And this is the only reason most people struggle financially later in life.
No one teaches them real life lessons that are required.
We then keep running after money all our lives and still feel poor.
But there’s one important money lesson that very few people know.
It’s not a secret but the reason very few people know is because very few people actually make an effort to learn.
And that is the reason they never worry about money whether they earn very much or a bit less.
There’s a myth that the more we earn, the more we become rich which is not at all true.
Most of the people have poor money skills hence the moment they earn money, they spend on things which they don’t need.
A person having a salary of 25000 rupees has a mobile phone of 50000 in his hand. That’s equivalent to 60 days of his work’s earning.
Such people never become rich and have to work till they are 60 because of their impulsive spending habits.
By this, he means he removes a common misbelief that you don’t get rich at work. You get rich at home.
It’s not the how much money we earn but what we do with the money we earn that makes us rich.
If we keep spending the money we earn, we become poor inspire of earning a lot. And if we spend the required money and keep investing the remaining, we have a chance to be wealthy and retire early.
And that is absolutely true.
I am still stunned to see the wealth of one of my relative who was a primary school teacher throughout his lifetime with a meagre salary but fianancially free now because he invested and spent money wisely.
The author further explains that once he returned from Vietnam in 1973, he immediately signed up for
a real estate investment course worth $385, and has made his wife and him millionaires. The income from
the real estate they bought using the formula taught by that course bought them their freedom.
They never need to work again because of the passive income coming in from their real estate investments. So that $385 course has paid them back in something far more important than money.
The information gained from that course has bought them something far more important than job security.
Most of us complain about lack of time but when we have time, we spend it on TV, gossip and mindless internet surfing.
What if we invest our time on learning new things,practicing our skills or building a new business?
What if we spend 1 hour daily on developing ourselves?
Compare one year of consistent lernign and applying actions with that of watching TV.
Compare spending your extra money on useless furniture and expensive cars to that of required spending and investing the remaining.
It’s because of our impulsive spending that we have to work till we retire.
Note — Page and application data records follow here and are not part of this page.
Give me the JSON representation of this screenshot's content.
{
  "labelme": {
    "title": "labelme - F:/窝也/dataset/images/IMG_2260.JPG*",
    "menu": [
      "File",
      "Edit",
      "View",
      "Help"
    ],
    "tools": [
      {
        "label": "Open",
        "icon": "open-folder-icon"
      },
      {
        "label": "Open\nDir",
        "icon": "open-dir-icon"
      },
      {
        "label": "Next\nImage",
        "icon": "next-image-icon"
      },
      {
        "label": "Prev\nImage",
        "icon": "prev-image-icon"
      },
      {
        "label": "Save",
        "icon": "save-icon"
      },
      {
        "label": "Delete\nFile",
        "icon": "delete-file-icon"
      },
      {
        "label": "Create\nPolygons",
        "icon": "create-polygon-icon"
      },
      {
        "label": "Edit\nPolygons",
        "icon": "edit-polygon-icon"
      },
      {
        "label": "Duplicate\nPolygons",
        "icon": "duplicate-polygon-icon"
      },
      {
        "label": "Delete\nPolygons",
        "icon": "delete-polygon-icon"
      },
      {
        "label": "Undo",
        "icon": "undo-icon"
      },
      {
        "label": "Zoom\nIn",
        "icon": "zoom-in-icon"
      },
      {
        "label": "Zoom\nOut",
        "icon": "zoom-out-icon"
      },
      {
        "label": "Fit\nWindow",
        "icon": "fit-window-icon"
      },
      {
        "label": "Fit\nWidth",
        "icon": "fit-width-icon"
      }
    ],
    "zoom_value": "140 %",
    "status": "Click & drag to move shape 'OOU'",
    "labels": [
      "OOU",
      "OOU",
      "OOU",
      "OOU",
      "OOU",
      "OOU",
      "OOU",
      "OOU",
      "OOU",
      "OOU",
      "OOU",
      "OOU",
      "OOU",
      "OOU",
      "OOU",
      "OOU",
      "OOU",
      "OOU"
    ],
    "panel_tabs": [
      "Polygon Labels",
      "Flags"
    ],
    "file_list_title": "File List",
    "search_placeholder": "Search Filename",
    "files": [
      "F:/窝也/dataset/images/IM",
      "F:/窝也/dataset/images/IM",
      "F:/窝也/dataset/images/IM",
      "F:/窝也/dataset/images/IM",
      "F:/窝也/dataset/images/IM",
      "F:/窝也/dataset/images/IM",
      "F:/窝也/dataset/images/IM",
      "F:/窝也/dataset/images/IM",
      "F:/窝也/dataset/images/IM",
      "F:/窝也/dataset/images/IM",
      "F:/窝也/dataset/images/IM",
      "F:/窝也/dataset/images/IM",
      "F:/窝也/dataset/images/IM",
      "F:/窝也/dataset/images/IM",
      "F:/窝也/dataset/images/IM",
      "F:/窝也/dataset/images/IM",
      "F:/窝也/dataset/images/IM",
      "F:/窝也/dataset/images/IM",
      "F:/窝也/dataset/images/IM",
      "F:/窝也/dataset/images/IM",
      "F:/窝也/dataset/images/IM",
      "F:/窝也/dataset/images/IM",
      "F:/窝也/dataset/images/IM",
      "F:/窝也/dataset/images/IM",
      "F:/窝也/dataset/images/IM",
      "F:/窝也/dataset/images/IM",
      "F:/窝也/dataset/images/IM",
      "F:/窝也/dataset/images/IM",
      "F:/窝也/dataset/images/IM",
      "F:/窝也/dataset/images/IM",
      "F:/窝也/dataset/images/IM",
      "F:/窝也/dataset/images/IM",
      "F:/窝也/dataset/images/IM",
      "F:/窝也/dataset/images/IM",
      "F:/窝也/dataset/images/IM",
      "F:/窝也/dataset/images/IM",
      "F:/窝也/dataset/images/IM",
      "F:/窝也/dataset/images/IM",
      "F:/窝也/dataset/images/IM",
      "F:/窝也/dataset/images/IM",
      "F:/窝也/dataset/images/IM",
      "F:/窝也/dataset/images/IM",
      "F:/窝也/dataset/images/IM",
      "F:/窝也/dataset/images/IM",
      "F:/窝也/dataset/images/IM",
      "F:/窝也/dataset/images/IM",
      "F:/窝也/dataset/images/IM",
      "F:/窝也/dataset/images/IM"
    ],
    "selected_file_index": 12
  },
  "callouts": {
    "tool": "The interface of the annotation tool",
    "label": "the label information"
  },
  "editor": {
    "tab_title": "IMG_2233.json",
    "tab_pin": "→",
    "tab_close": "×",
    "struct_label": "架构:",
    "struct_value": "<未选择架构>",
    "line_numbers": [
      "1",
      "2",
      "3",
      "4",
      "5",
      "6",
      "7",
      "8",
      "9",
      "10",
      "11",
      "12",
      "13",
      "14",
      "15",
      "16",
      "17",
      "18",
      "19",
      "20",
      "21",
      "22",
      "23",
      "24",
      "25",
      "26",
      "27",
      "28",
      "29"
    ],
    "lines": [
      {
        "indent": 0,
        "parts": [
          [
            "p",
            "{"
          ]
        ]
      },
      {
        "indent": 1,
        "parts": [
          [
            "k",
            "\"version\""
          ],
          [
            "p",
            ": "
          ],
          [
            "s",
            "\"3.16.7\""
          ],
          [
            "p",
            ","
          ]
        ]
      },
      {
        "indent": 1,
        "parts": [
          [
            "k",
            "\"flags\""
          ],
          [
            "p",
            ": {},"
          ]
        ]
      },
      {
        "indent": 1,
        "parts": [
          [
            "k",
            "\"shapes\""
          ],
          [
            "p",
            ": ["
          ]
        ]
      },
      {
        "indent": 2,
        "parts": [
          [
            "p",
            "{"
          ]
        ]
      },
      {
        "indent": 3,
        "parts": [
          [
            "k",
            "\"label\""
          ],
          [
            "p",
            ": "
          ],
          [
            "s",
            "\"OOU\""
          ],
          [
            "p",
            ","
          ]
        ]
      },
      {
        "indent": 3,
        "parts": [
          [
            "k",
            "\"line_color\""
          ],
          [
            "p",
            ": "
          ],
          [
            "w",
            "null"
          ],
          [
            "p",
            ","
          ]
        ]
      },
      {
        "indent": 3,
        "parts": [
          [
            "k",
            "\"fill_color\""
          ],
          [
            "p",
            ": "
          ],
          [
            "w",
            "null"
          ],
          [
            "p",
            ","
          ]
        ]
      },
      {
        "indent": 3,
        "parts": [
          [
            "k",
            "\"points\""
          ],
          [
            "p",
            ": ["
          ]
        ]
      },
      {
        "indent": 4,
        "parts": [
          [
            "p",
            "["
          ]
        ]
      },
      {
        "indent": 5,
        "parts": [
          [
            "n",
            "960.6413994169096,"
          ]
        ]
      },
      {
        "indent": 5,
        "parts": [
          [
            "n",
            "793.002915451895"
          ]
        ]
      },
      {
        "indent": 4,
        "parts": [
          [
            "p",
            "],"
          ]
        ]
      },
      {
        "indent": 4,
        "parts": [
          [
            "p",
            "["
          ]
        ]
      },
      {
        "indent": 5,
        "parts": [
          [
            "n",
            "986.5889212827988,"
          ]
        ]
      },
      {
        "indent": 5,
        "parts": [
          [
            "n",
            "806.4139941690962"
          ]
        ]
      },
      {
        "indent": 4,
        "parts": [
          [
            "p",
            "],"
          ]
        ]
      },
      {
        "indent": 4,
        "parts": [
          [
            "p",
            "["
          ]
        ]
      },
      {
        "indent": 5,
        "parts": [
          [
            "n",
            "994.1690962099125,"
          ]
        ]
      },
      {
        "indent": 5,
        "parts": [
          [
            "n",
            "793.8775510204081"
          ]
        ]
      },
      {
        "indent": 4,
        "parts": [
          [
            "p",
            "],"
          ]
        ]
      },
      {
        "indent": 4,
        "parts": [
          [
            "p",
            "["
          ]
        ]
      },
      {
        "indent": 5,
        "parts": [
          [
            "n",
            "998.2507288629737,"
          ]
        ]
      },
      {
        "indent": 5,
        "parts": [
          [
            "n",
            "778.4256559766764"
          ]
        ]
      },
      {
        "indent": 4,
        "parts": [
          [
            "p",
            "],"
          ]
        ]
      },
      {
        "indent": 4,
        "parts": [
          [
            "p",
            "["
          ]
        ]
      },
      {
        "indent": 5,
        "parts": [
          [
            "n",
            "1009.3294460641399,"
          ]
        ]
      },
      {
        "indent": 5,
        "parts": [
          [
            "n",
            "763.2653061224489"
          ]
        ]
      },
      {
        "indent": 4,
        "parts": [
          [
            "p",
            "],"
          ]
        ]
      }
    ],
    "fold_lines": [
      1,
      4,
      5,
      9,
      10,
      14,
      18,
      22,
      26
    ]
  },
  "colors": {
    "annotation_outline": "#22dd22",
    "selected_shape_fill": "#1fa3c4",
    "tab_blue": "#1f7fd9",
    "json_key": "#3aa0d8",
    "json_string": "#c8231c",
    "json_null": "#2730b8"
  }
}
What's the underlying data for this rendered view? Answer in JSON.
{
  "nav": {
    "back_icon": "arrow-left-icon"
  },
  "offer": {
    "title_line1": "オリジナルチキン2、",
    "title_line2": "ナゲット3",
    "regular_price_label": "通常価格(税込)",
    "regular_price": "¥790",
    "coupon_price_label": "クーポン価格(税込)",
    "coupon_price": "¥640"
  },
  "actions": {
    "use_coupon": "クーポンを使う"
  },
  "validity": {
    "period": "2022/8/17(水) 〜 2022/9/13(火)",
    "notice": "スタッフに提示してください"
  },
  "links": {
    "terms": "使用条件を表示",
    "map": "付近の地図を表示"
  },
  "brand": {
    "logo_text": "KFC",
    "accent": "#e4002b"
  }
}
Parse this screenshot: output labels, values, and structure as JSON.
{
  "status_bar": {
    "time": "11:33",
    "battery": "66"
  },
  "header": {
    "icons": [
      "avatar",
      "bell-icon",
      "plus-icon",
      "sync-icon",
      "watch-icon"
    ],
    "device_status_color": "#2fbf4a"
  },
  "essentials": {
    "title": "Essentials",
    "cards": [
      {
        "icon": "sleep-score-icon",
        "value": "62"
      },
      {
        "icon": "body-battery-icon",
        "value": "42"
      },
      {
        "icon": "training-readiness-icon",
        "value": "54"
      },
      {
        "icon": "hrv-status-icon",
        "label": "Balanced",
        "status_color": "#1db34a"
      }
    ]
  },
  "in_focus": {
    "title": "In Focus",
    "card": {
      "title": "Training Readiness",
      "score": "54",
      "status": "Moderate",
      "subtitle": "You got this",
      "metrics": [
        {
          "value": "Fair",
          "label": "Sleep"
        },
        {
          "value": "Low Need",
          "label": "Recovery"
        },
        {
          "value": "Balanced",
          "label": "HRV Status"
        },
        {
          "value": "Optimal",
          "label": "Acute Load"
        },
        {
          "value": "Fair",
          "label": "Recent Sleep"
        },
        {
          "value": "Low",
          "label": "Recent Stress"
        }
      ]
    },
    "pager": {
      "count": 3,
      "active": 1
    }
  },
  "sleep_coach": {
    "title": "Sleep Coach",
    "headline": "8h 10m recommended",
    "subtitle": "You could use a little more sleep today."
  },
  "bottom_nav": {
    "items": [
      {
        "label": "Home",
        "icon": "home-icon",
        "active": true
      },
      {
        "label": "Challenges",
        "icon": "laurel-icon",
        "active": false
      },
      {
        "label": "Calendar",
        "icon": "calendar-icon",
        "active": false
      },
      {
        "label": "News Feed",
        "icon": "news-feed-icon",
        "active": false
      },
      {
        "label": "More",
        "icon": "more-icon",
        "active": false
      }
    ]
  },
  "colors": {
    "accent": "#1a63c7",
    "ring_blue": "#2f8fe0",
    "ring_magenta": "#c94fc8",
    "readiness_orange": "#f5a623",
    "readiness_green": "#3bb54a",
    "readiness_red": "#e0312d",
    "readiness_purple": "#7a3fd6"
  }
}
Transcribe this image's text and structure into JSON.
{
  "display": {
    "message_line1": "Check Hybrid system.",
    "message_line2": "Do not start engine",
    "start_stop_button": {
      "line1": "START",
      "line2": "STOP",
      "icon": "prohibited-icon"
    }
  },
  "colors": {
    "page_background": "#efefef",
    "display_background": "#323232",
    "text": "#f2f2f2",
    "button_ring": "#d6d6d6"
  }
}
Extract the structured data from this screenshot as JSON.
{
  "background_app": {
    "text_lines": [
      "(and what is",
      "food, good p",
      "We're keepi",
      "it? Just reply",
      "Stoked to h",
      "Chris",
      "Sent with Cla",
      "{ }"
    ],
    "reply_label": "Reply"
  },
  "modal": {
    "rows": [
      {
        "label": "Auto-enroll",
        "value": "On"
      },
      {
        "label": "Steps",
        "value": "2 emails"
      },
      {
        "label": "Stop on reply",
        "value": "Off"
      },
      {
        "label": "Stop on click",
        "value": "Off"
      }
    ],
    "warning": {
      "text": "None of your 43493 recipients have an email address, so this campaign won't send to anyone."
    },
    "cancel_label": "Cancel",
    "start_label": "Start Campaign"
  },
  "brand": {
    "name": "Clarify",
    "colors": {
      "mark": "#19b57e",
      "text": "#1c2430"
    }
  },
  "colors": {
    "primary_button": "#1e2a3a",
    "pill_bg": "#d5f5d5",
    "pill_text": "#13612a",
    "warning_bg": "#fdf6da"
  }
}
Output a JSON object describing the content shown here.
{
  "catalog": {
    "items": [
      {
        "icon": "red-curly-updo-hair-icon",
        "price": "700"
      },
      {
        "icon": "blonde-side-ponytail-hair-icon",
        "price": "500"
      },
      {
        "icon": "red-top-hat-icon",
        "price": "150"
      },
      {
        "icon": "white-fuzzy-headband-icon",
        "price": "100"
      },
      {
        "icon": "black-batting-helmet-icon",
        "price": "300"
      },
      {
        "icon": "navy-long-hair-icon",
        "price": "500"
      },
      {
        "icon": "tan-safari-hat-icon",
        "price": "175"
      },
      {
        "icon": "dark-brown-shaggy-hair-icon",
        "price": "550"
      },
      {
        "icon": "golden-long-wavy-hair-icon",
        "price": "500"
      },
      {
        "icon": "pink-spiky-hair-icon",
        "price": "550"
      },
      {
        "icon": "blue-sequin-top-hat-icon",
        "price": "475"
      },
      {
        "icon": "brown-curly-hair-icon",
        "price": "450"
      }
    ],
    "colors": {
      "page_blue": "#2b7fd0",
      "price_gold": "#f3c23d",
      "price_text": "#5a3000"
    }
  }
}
Otherwise, most of us have that ability in us to invest smartly and retire early and earn passive income.
Are you still spending without tracking where your money is going?
Time to think.
Entrepreneur on Fire with John Lee Dumas.
Image credit: Pixabay.